=== Begin Enclosure ===

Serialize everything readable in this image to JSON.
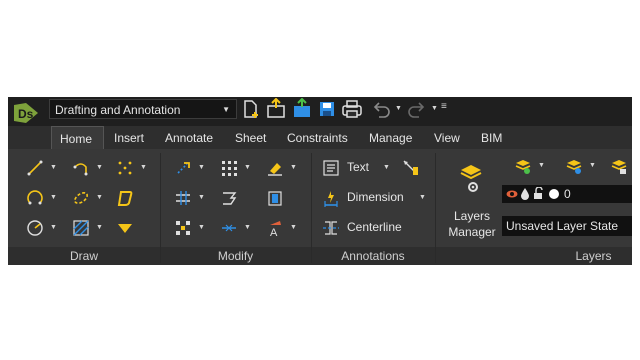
{
  "titlebar": {
    "workspace": "Drafting and Annotation"
  },
  "tabs": [
    "Home",
    "Insert",
    "Annotate",
    "Sheet",
    "Constraints",
    "Manage",
    "View",
    "BIM"
  ],
  "panels": {
    "draw": "Draw",
    "modify": "Modify",
    "annotations": "Annotations",
    "layers": "Layers"
  },
  "annotations": {
    "text": "Text",
    "dimension": "Dimension",
    "centerline": "Centerline"
  },
  "layers": {
    "manager_line1": "Layers",
    "manager_line2": "Manager",
    "current_layer": "0",
    "layer_state": "Unsaved Layer State"
  },
  "colors": {
    "accent_yellow": "#f5c518",
    "accent_blue": "#2f8fe6",
    "accent_green": "#4cc04a",
    "layer_eye_red": "#e0603a"
  }
}
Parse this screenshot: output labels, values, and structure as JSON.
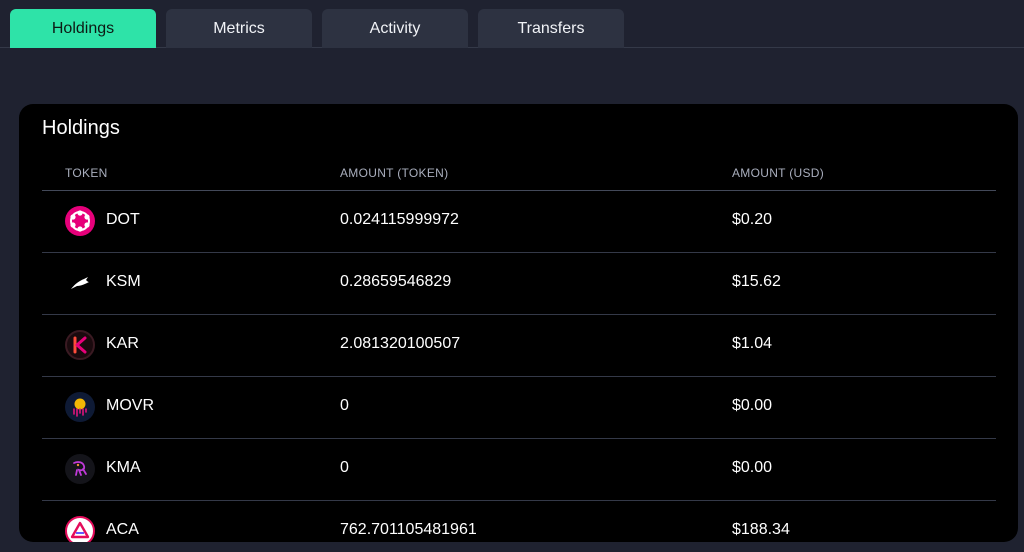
{
  "tabs": [
    {
      "label": "Holdings",
      "active": true
    },
    {
      "label": "Metrics",
      "active": false
    },
    {
      "label": "Activity",
      "active": false
    },
    {
      "label": "Transfers",
      "active": false
    }
  ],
  "holdings": {
    "title": "Holdings",
    "columns": {
      "token": "TOKEN",
      "amount_token": "AMOUNT (TOKEN)",
      "amount_usd": "AMOUNT (USD)"
    },
    "rows": [
      {
        "symbol": "DOT",
        "amount": "0.024115999972",
        "usd": "$0.20",
        "icon": "polkadot-icon"
      },
      {
        "symbol": "KSM",
        "amount": "0.28659546829",
        "usd": "$15.62",
        "icon": "kusama-icon"
      },
      {
        "symbol": "KAR",
        "amount": "2.081320100507",
        "usd": "$1.04",
        "icon": "karura-icon"
      },
      {
        "symbol": "MOVR",
        "amount": "0",
        "usd": "$0.00",
        "icon": "moonriver-icon"
      },
      {
        "symbol": "KMA",
        "amount": "0",
        "usd": "$0.00",
        "icon": "calamari-icon"
      },
      {
        "symbol": "ACA",
        "amount": "762.701105481961",
        "usd": "$188.34",
        "icon": "acala-icon"
      }
    ]
  },
  "colors": {
    "background": "#1f2230",
    "tab": "#2d3241",
    "active_tab": "#2ee3a8",
    "card": "#000000",
    "divider": "#343948"
  }
}
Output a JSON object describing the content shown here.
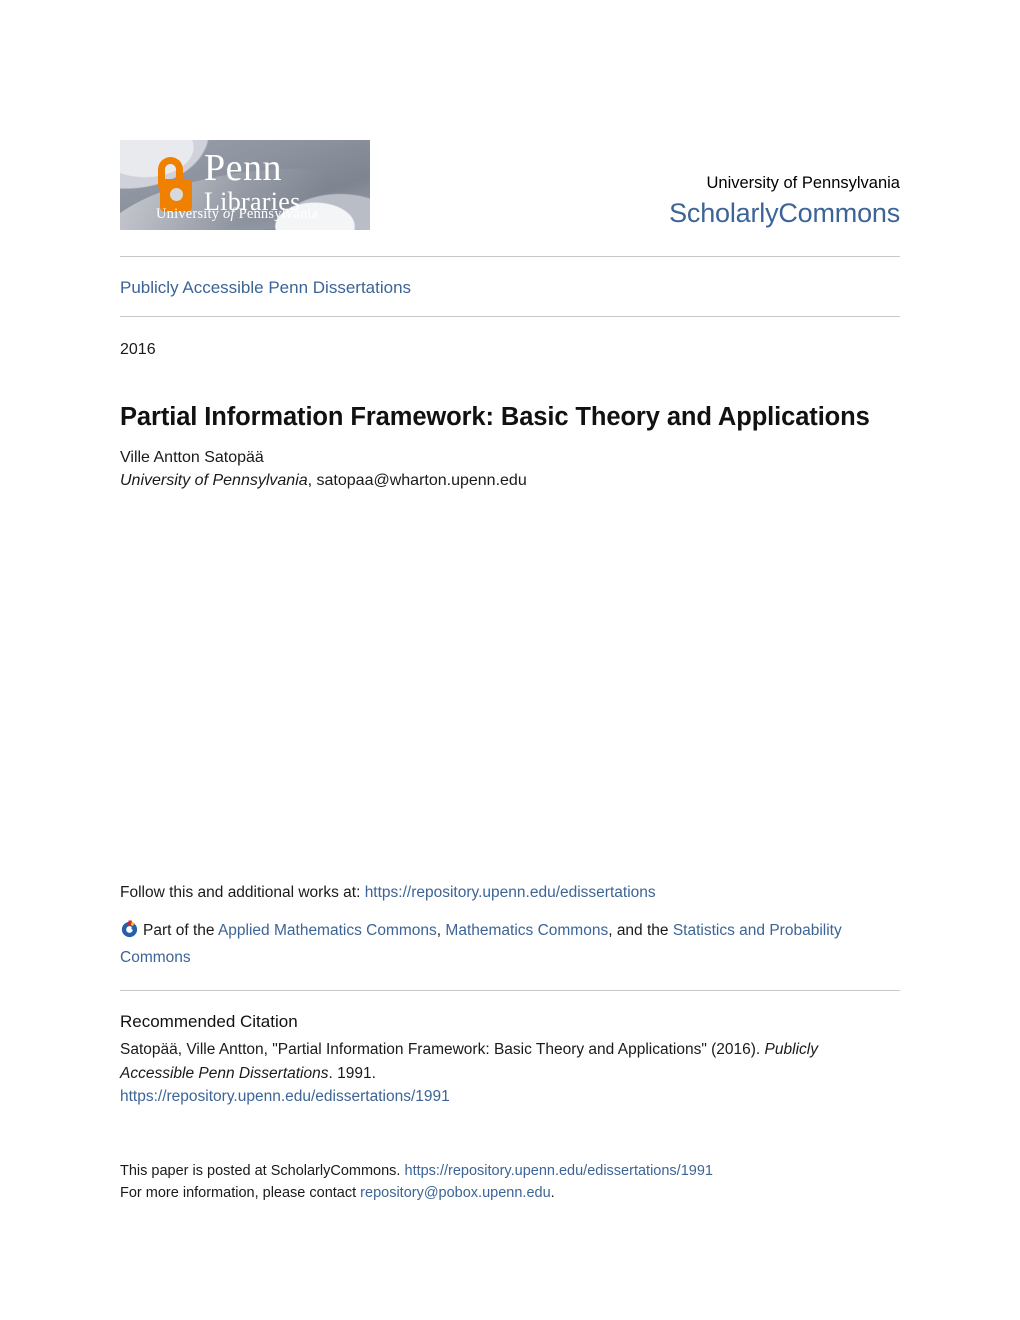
{
  "header": {
    "logo": {
      "name": "penn-libraries-logo",
      "penn": "Penn",
      "libraries": "Libraries",
      "university_small": "University",
      "of_small": " of ",
      "pennsylvania_small": "Pennsylvania"
    },
    "university": "University of Pennsylvania",
    "repository_name": "ScholarlyCommons"
  },
  "series": {
    "label": "Publicly Accessible Penn Dissertations"
  },
  "record": {
    "year": "2016",
    "title": "Partial Information Framework: Basic Theory and Applications",
    "author_name": "Ville Antton Satopää",
    "author_affiliation": "University of Pennsylvania",
    "author_affiliation_sep": ", ",
    "author_email": "satopaa@wharton.upenn.edu"
  },
  "follow": {
    "prefix": "Follow this and additional works at: ",
    "url": "https://repository.upenn.edu/edissertations",
    "part_of": "Part of the ",
    "commons": [
      "Applied Mathematics Commons",
      "Mathematics Commons",
      "Statistics and Probability Commons"
    ],
    "sep1": ", ",
    "sep2": ", and the "
  },
  "citation": {
    "heading": "Recommended Citation",
    "text_part1": "Satopää, Ville Antton, \"Partial Information Framework: Basic Theory and Applications\" (2016). ",
    "series_italic": "Publicly Accessible Penn Dissertations",
    "text_part2": ". 1991.",
    "url": "https://repository.upenn.edu/edissertations/1991"
  },
  "footer": {
    "line1_prefix": "This paper is posted at ScholarlyCommons. ",
    "line1_url": "https://repository.upenn.edu/edissertations/1991",
    "line2_prefix": "For more information, please contact ",
    "line2_email": "repository@pobox.upenn.edu",
    "line2_suffix": "."
  },
  "colors": {
    "link_blue": "#3c6496",
    "rule_gray": "#c8c8c8",
    "logo_orange": "#f08000",
    "text_black": "#1a1a1a"
  }
}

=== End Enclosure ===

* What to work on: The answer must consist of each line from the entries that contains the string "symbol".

* Answer box:
        "symbol": "DOT",
        "symbol": "KSM",
        "symbol": "KAR",
        "symbol": "MOVR",
        "symbol": "KMA",
        "symbol": "ACA",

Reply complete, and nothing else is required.